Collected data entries
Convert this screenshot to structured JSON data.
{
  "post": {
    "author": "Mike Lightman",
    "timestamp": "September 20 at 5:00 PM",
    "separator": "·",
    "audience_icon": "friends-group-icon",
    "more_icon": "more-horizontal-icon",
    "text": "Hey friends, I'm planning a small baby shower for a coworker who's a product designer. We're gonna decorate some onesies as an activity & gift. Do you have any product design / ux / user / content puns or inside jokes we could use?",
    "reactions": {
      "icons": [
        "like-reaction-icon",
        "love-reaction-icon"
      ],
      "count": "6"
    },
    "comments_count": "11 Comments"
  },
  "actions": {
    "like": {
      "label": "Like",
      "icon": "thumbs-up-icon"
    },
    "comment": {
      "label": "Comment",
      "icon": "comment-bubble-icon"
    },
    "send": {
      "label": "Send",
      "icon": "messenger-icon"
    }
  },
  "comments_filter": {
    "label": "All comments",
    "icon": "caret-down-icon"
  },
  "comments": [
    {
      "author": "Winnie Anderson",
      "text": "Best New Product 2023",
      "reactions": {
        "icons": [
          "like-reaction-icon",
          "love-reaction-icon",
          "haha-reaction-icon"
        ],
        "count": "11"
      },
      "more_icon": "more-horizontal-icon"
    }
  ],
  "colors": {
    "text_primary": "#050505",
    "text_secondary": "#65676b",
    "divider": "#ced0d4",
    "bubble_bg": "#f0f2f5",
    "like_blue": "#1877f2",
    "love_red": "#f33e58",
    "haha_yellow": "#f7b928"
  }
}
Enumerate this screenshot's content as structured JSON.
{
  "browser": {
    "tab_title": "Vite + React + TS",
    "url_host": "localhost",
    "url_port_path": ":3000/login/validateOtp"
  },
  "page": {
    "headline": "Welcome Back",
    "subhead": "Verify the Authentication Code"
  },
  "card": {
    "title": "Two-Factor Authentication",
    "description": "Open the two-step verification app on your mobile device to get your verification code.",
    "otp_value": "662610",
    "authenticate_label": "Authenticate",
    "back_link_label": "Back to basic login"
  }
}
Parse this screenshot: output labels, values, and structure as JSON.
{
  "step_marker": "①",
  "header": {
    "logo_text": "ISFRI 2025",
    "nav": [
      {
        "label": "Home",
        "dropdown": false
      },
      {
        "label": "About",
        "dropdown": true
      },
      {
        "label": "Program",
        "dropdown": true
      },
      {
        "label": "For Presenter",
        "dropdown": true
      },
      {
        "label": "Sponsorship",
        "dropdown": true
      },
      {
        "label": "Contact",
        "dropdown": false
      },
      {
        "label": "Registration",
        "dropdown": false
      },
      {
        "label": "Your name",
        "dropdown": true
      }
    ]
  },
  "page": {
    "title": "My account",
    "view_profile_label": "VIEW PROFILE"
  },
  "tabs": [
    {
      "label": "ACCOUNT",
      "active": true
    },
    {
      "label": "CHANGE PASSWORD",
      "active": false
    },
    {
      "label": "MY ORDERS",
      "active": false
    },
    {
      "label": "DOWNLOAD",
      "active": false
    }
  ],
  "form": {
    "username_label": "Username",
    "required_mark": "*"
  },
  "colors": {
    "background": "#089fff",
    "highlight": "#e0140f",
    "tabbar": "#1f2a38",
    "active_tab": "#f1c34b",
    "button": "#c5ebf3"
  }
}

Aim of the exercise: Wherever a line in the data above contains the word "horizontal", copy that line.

Exercise result:
    "more_icon": "more-horizontal-icon",
      "more_icon": "more-horizontal-icon"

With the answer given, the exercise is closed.